### GOAL OF THE EXERCISE
Your answer should be the records, restated word for word.

### EXERCISE MATERIALS
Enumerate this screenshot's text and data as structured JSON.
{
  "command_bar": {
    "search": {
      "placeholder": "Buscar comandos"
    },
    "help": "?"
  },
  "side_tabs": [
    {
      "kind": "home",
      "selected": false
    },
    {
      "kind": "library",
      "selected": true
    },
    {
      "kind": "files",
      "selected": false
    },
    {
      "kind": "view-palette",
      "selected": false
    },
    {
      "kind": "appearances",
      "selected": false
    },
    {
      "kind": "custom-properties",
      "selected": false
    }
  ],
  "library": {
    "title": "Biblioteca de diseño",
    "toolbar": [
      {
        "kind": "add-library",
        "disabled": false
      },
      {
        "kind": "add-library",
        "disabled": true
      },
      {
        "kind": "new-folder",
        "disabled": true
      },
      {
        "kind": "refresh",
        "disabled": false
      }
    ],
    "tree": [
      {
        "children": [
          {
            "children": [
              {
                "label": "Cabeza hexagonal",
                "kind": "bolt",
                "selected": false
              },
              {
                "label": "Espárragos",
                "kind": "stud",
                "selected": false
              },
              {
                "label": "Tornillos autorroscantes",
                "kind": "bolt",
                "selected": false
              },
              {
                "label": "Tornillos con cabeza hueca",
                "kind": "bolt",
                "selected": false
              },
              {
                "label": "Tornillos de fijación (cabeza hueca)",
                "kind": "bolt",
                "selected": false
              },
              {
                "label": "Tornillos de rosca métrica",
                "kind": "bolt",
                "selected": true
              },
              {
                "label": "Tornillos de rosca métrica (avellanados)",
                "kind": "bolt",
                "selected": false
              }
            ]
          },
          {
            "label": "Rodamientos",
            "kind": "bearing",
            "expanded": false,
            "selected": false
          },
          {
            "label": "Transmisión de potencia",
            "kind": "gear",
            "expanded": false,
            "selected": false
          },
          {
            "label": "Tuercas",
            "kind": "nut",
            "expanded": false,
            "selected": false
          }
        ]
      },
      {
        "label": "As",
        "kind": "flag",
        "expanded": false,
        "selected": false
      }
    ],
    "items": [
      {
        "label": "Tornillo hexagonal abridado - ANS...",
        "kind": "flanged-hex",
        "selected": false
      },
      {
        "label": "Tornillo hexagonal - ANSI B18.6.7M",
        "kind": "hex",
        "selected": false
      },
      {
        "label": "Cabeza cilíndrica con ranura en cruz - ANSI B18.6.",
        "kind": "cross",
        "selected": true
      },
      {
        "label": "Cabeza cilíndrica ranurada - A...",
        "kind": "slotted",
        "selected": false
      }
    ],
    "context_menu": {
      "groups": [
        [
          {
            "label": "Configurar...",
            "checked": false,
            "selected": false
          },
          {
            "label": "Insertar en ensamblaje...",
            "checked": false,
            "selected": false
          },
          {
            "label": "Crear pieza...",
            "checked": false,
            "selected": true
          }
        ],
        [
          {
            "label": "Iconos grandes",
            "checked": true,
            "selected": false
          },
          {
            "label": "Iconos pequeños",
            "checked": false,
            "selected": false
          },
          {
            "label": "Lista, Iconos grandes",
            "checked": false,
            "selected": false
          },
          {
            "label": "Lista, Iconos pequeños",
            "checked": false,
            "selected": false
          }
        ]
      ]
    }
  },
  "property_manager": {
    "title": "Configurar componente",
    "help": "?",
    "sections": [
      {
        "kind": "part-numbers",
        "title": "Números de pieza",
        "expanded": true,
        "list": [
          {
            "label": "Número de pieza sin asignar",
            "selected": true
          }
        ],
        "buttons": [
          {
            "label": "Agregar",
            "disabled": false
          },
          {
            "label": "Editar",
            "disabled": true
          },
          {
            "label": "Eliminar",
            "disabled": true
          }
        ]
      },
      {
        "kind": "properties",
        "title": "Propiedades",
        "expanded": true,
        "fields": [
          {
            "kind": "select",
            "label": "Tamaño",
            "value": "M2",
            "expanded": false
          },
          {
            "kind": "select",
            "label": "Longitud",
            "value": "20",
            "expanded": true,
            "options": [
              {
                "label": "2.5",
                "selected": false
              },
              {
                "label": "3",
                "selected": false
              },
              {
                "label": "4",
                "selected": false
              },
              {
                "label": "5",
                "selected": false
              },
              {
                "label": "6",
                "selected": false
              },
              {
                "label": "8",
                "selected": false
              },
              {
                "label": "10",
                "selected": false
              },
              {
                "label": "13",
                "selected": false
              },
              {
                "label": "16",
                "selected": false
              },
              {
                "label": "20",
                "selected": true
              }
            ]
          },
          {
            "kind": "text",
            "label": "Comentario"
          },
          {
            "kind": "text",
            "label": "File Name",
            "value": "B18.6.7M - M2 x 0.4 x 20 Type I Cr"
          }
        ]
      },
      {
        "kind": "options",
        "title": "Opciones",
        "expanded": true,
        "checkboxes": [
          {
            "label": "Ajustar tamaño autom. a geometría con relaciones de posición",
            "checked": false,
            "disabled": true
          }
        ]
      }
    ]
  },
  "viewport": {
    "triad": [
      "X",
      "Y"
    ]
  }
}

### ANSWER SECTION
Enumerate this screenshot's text and data as structured JSON.
{
  "command_bar": {
    "search": {
      "placeholder": "Buscar comandos"
    },
    "help": "?"
  },
  "side_tabs": [
    {
      "kind": "home",
      "selected": false
    },
    {
      "kind": "library",
      "selected": true
    },
    {
      "kind": "files",
      "selected": false
    },
    {
      "kind": "view-palette",
      "selected": false
    },
    {
      "kind": "appearances",
      "selected": false
    },
    {
      "kind": "custom-properties",
      "selected": false
    }
  ],
  "library": {
    "title": "Biblioteca de diseño",
    "toolbar": [
      {
        "kind": "add-library",
        "disabled": false
      },
      {
        "kind": "add-library",
        "disabled": true
      },
      {
        "kind": "new-folder",
        "disabled": true
      },
      {
        "kind": "refresh",
        "disabled": false
      }
    ],
    "tree": [
      {
        "children": [
          {
            "children": [
              {
                "label": "Cabeza hexagonal",
                "kind": "bolt",
                "selected": false
              },
              {
                "label": "Espárragos",
                "kind": "stud",
                "selected": false
              },
              {
                "label": "Tornillos autorroscantes",
                "kind": "bolt",
                "selected": false
              },
              {
                "label": "Tornillos con cabeza hueca",
                "kind": "bolt",
                "selected": false
              },
              {
                "label": "Tornillos de fijación (cabeza hueca)",
                "kind": "bolt",
                "selected": false
              },
              {
                "label": "Tornillos de rosca métrica",
                "kind": "bolt",
                "selected": true
              },
              {
                "label": "Tornillos de rosca métrica (avellanados)",
                "kind": "bolt",
                "selected": false
              }
            ]
          },
          {
            "label": "Rodamientos",
            "kind": "bearing",
            "expanded": false,
            "selected": false
          },
          {
            "label": "Transmisión de potencia",
            "kind": "gear",
            "expanded": false,
            "selected": false
          },
          {
            "label": "Tuercas",
            "kind": "nut",
            "expanded": false,
            "selected": false
          }
        ]
      },
      {
        "label": "As",
        "kind": "flag",
        "expanded": false,
        "selected": false
      }
    ],
    "items": [
      {
        "label": "Tornillo hexagonal abridado - ANS...",
        "kind": "flanged-hex",
        "selected": false
      },
      {
        "label": "Tornillo hexagonal - ANSI B18.6.7M",
        "kind": "hex",
        "selected": false
      },
      {
        "label": "Cabeza cilíndrica con ranura en cruz - ANSI B18.6.",
        "kind": "cross",
        "selected": true
      },
      {
        "label": "Cabeza cilíndrica ranurada - A...",
        "kind": "slotted",
        "selected": false
      }
    ],
    "context_menu": {
      "groups": [
        [
          {
            "label": "Configurar...",
            "checked": false,
            "selected": false
          },
          {
            "label": "Insertar en ensamblaje...",
            "checked": false,
            "selected": false
          },
          {
            "label": "Crear pieza...",
            "checked": false,
            "selected": true
          }
        ],
        [
          {
            "label": "Iconos grandes",
            "checked": true,
            "selected": false
          },
          {
            "label": "Iconos pequeños",
            "checked": false,
            "selected": false
          },
          {
            "label": "Lista, Iconos grandes",
            "checked": false,
            "selected": false
          },
          {
            "label": "Lista, Iconos pequeños",
            "checked": false,
            "selected": false
          }
        ]
      ]
    }
  },
  "property_manager": {
    "title": "Configurar componente",
    "help": "?",
    "sections": [
      {
        "kind": "part-numbers",
        "title": "Números de pieza",
        "expanded": true,
        "list": [
          {
            "label": "Número de pieza sin asignar",
            "selected": true
          }
        ],
        "buttons": [
          {
            "label": "Agregar",
            "disabled": false
          },
          {
            "label": "Editar",
            "disabled": true
          },
          {
            "label": "Eliminar",
            "disabled": true
          }
        ]
      },
      {
        "kind": "properties",
        "title": "Propiedades",
        "expanded": true,
        "fields": [
          {
            "kind": "select",
            "label": "Tamaño",
            "value": "M2",
            "expanded": false
          },
          {
            "kind": "select",
            "label": "Longitud",
            "value": "20",
            "expanded": true,
            "options": [
              {
                "label": "2.5",
                "selected": false
              },
              {
                "label": "3",
                "selected": false
              },
              {
                "label": "4",
                "selected": false
              },
              {
                "label": "5",
                "selected": false
              },
              {
                "label": "6",
                "selected": false
              },
              {
                "label": "8",
                "selected": false
              },
              {
                "label": "10",
                "selected": false
              },
              {
                "label": "13",
                "selected": false
              },
              {
                "label": "16",
                "selected": false
              },
              {
                "label": "20",
                "selected": true
              }
            ]
          },
          {
            "kind": "text",
            "label": "Comentario"
          },
          {
            "kind": "text",
            "label": "File Name",
            "value": "B18.6.7M - M2 x 0.4 x 20 Type I Cr"
          }
        ]
      },
      {
        "kind": "options",
        "title": "Opciones",
        "expanded": true,
        "checkboxes": [
          {
            "label": "Ajustar tamaño autom. a geometría con relaciones de posición",
            "checked": false,
            "disabled": true
          }
        ]
      }
    ]
  },
  "viewport": {
    "triad": [
      "X",
      "Y"
    ]
  }
}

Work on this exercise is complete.